== Aim of the exercise ==
From the records below, copy every line that contains the word "para".

== Given entries ==
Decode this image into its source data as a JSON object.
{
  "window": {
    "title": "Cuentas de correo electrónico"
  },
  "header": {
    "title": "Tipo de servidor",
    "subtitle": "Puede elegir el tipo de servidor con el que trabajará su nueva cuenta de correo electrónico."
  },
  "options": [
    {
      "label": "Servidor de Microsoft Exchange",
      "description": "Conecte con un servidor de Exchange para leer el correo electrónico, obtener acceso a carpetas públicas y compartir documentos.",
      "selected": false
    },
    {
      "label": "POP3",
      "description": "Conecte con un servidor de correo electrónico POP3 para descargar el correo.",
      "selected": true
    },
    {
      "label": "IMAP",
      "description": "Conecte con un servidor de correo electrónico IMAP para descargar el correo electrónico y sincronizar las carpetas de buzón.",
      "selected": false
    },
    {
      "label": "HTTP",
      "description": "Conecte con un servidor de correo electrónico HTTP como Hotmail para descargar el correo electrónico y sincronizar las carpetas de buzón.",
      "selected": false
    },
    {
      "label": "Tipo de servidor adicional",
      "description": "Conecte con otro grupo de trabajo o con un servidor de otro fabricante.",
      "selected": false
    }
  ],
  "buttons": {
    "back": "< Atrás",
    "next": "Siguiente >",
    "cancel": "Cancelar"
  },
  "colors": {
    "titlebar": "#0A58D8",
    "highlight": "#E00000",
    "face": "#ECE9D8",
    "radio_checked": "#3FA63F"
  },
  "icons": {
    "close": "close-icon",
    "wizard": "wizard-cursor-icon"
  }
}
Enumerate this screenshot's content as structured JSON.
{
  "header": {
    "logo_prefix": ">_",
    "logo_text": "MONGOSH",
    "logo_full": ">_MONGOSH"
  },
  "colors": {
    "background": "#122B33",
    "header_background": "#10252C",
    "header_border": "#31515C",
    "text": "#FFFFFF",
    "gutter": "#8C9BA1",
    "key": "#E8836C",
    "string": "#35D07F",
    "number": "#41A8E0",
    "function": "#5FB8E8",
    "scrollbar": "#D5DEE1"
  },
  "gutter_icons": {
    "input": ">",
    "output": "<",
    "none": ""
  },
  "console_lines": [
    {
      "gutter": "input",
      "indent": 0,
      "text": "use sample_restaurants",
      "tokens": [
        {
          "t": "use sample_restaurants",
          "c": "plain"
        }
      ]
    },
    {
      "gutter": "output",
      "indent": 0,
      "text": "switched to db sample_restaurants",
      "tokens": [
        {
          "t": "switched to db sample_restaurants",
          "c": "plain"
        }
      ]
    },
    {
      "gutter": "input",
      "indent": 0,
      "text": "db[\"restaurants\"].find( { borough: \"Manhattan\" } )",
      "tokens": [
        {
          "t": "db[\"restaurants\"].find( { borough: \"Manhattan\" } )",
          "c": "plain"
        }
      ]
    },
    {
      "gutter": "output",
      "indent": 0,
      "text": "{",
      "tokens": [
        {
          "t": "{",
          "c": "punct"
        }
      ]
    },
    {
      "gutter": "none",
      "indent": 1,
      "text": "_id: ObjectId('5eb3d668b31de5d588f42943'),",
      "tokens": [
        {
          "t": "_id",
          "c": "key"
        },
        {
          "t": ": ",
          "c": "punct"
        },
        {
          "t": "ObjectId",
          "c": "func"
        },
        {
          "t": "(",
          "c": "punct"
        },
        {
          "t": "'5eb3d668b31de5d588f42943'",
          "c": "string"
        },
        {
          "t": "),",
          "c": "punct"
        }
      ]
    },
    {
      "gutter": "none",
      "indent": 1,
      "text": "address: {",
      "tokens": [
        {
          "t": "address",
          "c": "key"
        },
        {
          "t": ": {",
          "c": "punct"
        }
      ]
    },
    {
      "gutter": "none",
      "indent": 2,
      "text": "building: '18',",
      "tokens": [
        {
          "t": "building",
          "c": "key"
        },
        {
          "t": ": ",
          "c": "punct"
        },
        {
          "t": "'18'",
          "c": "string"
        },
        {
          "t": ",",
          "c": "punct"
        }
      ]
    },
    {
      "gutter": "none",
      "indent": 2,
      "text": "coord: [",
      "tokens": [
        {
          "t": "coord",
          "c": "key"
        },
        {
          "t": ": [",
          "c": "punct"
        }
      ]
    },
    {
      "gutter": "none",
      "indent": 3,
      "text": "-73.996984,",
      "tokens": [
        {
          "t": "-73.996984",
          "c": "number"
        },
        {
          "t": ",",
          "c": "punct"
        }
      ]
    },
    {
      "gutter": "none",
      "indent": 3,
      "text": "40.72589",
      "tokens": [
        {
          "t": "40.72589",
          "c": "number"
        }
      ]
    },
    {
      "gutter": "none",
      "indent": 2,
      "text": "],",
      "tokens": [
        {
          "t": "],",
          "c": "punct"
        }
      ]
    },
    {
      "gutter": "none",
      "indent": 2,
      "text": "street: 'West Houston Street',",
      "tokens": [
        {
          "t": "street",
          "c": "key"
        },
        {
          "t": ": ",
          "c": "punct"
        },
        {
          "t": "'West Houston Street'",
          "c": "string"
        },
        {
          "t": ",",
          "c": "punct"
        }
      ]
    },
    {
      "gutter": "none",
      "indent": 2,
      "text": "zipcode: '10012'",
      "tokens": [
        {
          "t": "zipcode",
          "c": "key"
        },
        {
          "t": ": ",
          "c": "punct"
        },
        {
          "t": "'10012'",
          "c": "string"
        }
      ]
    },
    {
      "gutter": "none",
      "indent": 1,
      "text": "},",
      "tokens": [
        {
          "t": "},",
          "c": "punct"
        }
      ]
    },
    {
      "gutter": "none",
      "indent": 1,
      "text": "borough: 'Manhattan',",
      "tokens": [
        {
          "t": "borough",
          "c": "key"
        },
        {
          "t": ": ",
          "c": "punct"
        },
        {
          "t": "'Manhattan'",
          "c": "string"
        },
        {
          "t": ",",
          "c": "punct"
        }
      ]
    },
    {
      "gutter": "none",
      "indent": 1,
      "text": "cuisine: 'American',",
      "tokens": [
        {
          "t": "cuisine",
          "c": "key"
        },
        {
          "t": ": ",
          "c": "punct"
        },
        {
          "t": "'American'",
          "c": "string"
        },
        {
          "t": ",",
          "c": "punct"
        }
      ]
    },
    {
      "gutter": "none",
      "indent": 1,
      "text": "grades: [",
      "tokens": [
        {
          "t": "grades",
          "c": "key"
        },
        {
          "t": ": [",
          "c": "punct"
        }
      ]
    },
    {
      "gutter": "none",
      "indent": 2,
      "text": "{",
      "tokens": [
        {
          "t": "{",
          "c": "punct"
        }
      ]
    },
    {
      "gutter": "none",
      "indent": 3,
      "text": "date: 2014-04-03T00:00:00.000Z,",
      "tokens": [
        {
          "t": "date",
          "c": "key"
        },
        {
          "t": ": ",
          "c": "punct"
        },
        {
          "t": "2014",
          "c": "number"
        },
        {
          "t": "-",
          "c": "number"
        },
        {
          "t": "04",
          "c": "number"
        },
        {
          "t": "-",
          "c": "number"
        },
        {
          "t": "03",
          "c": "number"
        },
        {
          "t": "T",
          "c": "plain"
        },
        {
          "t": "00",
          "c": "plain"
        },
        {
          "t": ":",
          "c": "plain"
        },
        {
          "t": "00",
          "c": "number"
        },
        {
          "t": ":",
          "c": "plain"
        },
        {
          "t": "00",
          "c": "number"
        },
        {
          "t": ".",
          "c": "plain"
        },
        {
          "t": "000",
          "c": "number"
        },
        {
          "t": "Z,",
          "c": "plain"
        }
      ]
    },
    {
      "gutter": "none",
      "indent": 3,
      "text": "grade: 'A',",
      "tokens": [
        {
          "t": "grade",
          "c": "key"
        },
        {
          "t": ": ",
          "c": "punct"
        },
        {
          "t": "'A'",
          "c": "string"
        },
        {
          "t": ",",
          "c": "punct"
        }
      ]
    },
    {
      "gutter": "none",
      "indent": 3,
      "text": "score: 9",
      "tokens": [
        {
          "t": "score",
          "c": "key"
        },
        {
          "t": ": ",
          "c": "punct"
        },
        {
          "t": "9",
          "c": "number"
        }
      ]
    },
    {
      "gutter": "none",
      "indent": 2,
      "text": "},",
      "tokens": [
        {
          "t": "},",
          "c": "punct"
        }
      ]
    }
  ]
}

== Output ==
      "description": "Conecte con un servidor de Exchange para leer el correo electrónico, obtener acceso a carpetas públicas y compartir documentos.",
      "description": "Conecte con un servidor de correo electrónico POP3 para descargar el correo.",
      "description": "Conecte con un servidor de correo electrónico IMAP para descargar el correo electrónico y sincronizar las carpetas de buzón.",
      "description": "Conecte con un servidor de correo electrónico HTTP como Hotmail para descargar el correo electrónico y sincronizar las carpetas de buzón.",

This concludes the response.